"""

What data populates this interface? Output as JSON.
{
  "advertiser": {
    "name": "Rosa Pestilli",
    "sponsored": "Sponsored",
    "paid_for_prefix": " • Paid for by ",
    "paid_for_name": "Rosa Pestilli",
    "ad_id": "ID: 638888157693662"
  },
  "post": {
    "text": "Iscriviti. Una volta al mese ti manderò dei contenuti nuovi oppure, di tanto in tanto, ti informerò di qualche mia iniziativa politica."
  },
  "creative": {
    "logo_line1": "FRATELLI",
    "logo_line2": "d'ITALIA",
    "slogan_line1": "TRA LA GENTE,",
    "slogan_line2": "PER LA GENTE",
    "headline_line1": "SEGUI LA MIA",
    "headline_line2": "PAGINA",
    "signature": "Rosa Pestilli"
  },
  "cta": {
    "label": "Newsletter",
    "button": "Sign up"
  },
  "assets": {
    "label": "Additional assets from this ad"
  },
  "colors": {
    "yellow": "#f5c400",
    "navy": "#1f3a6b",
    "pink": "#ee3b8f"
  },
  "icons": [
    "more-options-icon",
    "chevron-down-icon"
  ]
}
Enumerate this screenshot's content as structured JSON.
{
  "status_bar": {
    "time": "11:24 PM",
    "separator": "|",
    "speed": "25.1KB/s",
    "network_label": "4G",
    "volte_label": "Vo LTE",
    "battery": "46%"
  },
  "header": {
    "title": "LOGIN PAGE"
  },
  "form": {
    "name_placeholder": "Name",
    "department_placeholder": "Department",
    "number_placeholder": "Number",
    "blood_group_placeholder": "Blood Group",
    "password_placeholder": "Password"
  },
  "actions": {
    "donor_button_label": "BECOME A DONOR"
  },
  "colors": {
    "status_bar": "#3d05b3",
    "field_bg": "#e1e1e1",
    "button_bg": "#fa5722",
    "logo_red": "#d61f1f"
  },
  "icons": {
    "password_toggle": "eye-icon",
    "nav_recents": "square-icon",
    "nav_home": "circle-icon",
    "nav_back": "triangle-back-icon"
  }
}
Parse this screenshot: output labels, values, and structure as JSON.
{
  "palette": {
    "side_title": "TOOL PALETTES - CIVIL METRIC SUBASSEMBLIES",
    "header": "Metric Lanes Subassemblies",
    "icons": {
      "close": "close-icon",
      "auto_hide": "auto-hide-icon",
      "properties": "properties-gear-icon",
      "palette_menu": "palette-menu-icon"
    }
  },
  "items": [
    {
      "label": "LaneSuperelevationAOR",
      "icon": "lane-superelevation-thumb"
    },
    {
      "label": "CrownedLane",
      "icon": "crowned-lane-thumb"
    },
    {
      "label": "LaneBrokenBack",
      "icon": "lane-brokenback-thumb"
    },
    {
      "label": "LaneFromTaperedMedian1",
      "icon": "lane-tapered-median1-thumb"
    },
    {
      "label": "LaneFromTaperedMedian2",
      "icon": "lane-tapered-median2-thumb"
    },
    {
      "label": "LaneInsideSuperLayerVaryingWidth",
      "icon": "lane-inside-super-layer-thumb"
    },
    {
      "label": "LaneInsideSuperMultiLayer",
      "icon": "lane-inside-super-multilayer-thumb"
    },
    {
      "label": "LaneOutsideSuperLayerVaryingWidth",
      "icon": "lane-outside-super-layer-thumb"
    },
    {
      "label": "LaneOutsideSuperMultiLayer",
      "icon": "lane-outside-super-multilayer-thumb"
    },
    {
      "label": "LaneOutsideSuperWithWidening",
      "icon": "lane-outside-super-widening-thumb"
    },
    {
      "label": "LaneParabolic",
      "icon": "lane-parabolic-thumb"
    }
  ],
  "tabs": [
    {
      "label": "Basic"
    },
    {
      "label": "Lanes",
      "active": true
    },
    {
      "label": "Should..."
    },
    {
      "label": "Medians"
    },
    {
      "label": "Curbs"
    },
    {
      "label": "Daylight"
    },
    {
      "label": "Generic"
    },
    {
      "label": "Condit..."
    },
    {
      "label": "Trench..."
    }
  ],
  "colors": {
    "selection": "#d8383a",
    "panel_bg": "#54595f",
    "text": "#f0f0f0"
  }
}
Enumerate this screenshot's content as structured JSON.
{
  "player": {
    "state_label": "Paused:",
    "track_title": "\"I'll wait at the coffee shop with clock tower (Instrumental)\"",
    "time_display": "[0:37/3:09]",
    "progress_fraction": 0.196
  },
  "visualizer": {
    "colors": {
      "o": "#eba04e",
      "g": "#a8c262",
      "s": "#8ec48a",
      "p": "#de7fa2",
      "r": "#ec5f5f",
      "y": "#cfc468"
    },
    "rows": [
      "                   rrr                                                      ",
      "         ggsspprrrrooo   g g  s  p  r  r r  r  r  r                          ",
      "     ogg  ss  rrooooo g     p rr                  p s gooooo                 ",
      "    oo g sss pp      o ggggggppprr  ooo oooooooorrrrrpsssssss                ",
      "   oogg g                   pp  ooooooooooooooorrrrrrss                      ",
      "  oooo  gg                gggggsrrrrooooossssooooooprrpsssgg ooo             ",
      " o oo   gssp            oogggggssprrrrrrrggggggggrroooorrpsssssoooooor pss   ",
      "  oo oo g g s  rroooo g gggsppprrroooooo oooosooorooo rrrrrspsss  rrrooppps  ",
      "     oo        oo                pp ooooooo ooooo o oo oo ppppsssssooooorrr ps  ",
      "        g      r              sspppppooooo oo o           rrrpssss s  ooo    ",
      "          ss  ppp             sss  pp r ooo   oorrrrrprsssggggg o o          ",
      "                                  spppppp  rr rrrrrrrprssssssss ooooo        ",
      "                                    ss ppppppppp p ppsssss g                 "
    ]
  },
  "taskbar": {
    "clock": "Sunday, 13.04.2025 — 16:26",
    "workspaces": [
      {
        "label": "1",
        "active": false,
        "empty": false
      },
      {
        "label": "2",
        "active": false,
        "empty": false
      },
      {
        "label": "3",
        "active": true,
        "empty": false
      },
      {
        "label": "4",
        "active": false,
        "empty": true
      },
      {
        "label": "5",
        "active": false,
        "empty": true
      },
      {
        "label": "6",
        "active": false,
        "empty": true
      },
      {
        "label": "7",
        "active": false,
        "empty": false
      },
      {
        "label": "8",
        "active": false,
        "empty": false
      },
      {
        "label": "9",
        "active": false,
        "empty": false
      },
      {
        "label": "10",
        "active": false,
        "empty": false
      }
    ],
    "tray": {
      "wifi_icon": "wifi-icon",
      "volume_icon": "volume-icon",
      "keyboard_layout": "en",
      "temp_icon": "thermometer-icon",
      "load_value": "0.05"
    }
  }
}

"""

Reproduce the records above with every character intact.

Reply to the task:
What data populates this interface? Output as JSON.
{
  "advertiser": {
    "name": "Rosa Pestilli",
    "sponsored": "Sponsored",
    "paid_for_prefix": " • Paid for by ",
    "paid_for_name": "Rosa Pestilli",
    "ad_id": "ID: 638888157693662"
  },
  "post": {
    "text": "Iscriviti. Una volta al mese ti manderò dei contenuti nuovi oppure, di tanto in tanto, ti informerò di qualche mia iniziativa politica."
  },
  "creative": {
    "logo_line1": "FRATELLI",
    "logo_line2": "d'ITALIA",
    "slogan_line1": "TRA LA GENTE,",
    "slogan_line2": "PER LA GENTE",
    "headline_line1": "SEGUI LA MIA",
    "headline_line2": "PAGINA",
    "signature": "Rosa Pestilli"
  },
  "cta": {
    "label": "Newsletter",
    "button": "Sign up"
  },
  "assets": {
    "label": "Additional assets from this ad"
  },
  "colors": {
    "yellow": "#f5c400",
    "navy": "#1f3a6b",
    "pink": "#ee3b8f"
  },
  "icons": [
    "more-options-icon",
    "chevron-down-icon"
  ]
}
Enumerate this screenshot's content as structured JSON.
{
  "status_bar": {
    "time": "11:24 PM",
    "separator": "|",
    "speed": "25.1KB/s",
    "network_label": "4G",
    "volte_label": "Vo LTE",
    "battery": "46%"
  },
  "header": {
    "title": "LOGIN PAGE"
  },
  "form": {
    "name_placeholder": "Name",
    "department_placeholder": "Department",
    "number_placeholder": "Number",
    "blood_group_placeholder": "Blood Group",
    "password_placeholder": "Password"
  },
  "actions": {
    "donor_button_label": "BECOME A DONOR"
  },
  "colors": {
    "status_bar": "#3d05b3",
    "field_bg": "#e1e1e1",
    "button_bg": "#fa5722",
    "logo_red": "#d61f1f"
  },
  "icons": {
    "password_toggle": "eye-icon",
    "nav_recents": "square-icon",
    "nav_home": "circle-icon",
    "nav_back": "triangle-back-icon"
  }
}
Parse this screenshot: output labels, values, and structure as JSON.
{
  "palette": {
    "side_title": "TOOL PALETTES - CIVIL METRIC SUBASSEMBLIES",
    "header": "Metric Lanes Subassemblies",
    "icons": {
      "close": "close-icon",
      "auto_hide": "auto-hide-icon",
      "properties": "properties-gear-icon",
      "palette_menu": "palette-menu-icon"
    }
  },
  "items": [
    {
      "label": "LaneSuperelevationAOR",
      "icon": "lane-superelevation-thumb"
    },
    {
      "label": "CrownedLane",
      "icon": "crowned-lane-thumb"
    },
    {
      "label": "LaneBrokenBack",
      "icon": "lane-brokenback-thumb"
    },
    {
      "label": "LaneFromTaperedMedian1",
      "icon": "lane-tapered-median1-thumb"
    },
    {
      "label": "LaneFromTaperedMedian2",
      "icon": "lane-tapered-median2-thumb"
    },
    {
      "label": "LaneInsideSuperLayerVaryingWidth",
      "icon": "lane-inside-super-layer-thumb"
    },
    {
      "label": "LaneInsideSuperMultiLayer",
      "icon": "lane-inside-super-multilayer-thumb"
    },
    {
      "label": "LaneOutsideSuperLayerVaryingWidth",
      "icon": "lane-outside-super-layer-thumb"
    },
    {
      "label": "LaneOutsideSuperMultiLayer",
      "icon": "lane-outside-super-multilayer-thumb"
    },
    {
      "label": "LaneOutsideSuperWithWidening",
      "icon": "lane-outside-super-widening-thumb"
    },
    {
      "label": "LaneParabolic",
      "icon": "lane-parabolic-thumb"
    }
  ],
  "tabs": [
    {
      "label": "Basic"
    },
    {
      "label": "Lanes",
      "active": true
    },
    {
      "label": "Should..."
    },
    {
      "label": "Medians"
    },
    {
      "label": "Curbs"
    },
    {
      "label": "Daylight"
    },
    {
      "label": "Generic"
    },
    {
      "label": "Condit..."
    },
    {
      "label": "Trench..."
    }
  ],
  "colors": {
    "selection": "#d8383a",
    "panel_bg": "#54595f",
    "text": "#f0f0f0"
  }
}
Enumerate this screenshot's content as structured JSON.
{
  "player": {
    "state_label": "Paused:",
    "track_title": "\"I'll wait at the coffee shop with clock tower (Instrumental)\"",
    "time_display": "[0:37/3:09]",
    "progress_fraction": 0.196
  },
  "visualizer": {
    "colors": {
      "o": "#eba04e",
      "g": "#a8c262",
      "s": "#8ec48a",
      "p": "#de7fa2",
      "r": "#ec5f5f",
      "y": "#cfc468"
    },
    "rows": [
      "                   rrr                                                      ",
      "         ggsspprrrrooo   g g  s  p  r  r r  r  r  r                          ",
      "     ogg  ss  rrooooo g     p rr                  p s gooooo                 ",
      "    oo g sss pp      o ggggggppprr  ooo oooooooorrrrrpsssssss                ",
      "   oogg g                   pp  ooooooooooooooorrrrrrss                      ",
      "  oooo  gg                gggggsrrrrooooossssooooooprrpsssgg ooo             ",
      " o oo   gssp            oogggggssprrrrrrrggggggggrroooorrpsssssoooooor pss   ",
      "  oo oo g g s  rroooo g gggsppprrroooooo oooosooorooo rrrrrspsss  rrrooppps  ",
      "     oo        oo                pp ooooooo ooooo o oo oo ppppsssssooooorrr ps  ",
      "        g      r              sspppppooooo oo o           rrrpssss s  ooo    ",
      "          ss  ppp             sss  pp r ooo   oorrrrrprsssggggg o o          ",
      "                                  spppppp  rr rrrrrrrprssssssss ooooo        ",
      "                                    ss ppppppppp p ppsssss g                 "
    ]
  },
  "taskbar": {
    "clock": "Sunday, 13.04.2025 — 16:26",
    "workspaces": [
      {
        "label": "1",
        "active": false,
        "empty": false
      },
      {
        "label": "2",
        "active": false,
        "empty": false
      },
      {
        "label": "3",
        "active": true,
        "empty": false
      },
      {
        "label": "4",
        "active": false,
        "empty": true
      },
      {
        "label": "5",
        "active": false,
        "empty": true
      },
      {
        "label": "6",
        "active": false,
        "empty": true
      },
      {
        "label": "7",
        "active": false,
        "empty": false
      },
      {
        "label": "8",
        "active": false,
        "empty": false
      },
      {
        "label": "9",
        "active": false,
        "empty": false
      },
      {
        "label": "10",
        "active": false,
        "empty": false
      }
    ],
    "tray": {
      "wifi_icon": "wifi-icon",
      "volume_icon": "volume-icon",
      "keyboard_layout": "en",
      "temp_icon": "thermometer-icon",
      "load_value": "0.05"
    }
  }
}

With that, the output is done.